Alberto Alesina and Enrico Spolaore
Since the end of the Second World War, the number of independent states has nearly tripled. In the last thirty years, over thirty new states have become members of the United Nations. Separatist movements routinely receive strong support in regional and national elections. For example, in Catalonia pro-independence parties won a majority of seats in the local parliamentary elections last September. After Scotland narrowly voted against independence in September 2014, the Scottish National Party won 56 of the 59 Scottish seats in the British general elections this May. A breakup of the UK remains in the political agenda, while the British voters are considering whether to exit the European Union. At the same time, contentious issues about sovereignty and national boundaries affect the debate on how to address the current refugees’ crisis. All over the world, from Ukraine and the Middle East to India and the Philippines, borders and secessions continue to be at the center of heated debates and conflicts.
Three causes of secession.

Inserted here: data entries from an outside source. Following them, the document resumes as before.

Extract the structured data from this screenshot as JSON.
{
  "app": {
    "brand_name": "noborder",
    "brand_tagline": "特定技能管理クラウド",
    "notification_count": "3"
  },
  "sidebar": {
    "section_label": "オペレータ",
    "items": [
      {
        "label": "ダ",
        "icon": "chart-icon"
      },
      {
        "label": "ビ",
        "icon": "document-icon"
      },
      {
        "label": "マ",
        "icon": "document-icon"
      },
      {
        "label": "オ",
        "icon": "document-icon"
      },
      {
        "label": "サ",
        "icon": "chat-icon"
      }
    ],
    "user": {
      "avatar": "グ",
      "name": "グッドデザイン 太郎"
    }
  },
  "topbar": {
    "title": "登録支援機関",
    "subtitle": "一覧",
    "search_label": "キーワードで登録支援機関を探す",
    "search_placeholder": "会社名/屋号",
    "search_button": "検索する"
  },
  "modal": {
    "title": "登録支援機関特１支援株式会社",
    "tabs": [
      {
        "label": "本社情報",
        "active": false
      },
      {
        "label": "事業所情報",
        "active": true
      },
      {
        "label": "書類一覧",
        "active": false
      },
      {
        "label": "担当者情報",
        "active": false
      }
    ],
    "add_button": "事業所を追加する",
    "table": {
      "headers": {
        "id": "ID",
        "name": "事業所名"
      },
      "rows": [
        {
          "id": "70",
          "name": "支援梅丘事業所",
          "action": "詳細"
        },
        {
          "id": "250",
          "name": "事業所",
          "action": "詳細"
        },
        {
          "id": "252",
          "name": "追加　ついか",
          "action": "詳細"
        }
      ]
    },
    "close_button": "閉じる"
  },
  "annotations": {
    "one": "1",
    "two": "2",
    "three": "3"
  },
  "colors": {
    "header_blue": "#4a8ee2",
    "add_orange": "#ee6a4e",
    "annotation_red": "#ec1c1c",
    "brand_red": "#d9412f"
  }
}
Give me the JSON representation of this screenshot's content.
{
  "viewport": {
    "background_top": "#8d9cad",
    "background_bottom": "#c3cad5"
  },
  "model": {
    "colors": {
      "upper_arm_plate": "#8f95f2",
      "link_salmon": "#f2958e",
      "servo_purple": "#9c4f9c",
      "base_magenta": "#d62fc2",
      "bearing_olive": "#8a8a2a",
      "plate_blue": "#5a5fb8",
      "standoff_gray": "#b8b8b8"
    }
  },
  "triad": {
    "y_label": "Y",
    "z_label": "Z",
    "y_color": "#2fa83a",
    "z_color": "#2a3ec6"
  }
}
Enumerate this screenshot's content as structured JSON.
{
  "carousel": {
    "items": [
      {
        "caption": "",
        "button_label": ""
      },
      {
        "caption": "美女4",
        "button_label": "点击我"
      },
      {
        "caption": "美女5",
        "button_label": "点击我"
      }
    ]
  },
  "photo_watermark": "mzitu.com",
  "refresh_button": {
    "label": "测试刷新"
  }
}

The first:
In the past, monarchs and dictators could ignore the preferences of their populations and maintain centralized states and vast colonial empires with the use of force. But in a more democratic world it becomes more difficult to suppress the preferences of ethnic, linguistic and religious minorities. Consequently, central governments are obliged to grant greater autonomy or even independence.
Second, in comparison with the world prior to, say, 1950, we live in a relatively peaceful world:
The political and economic situation has dramatically improved after World War II in many parts of the world, largely as a consequence of increasingly free trade, and international agreements and institutions that fostered peace and economic integration. In Europe, NATO has reduced the cost of national self-defense, while the EU has removed many trade barriers among its members, creating a common market. In fact, such common market and European-level governance have also eroded the importance of domestic markets.
This is the third reason why small countries can prosper: precisely because international openness and common market reduce the importance of large domestic markets. Even a small country can trade freely with the rest of the world. In this sense, the EU increases the attractiveness of regional secessions. The Spanish government is less useful to Catalonia if many of the prerogatives of Madrid are devolved to Brussels.
H/t Tyler Cowen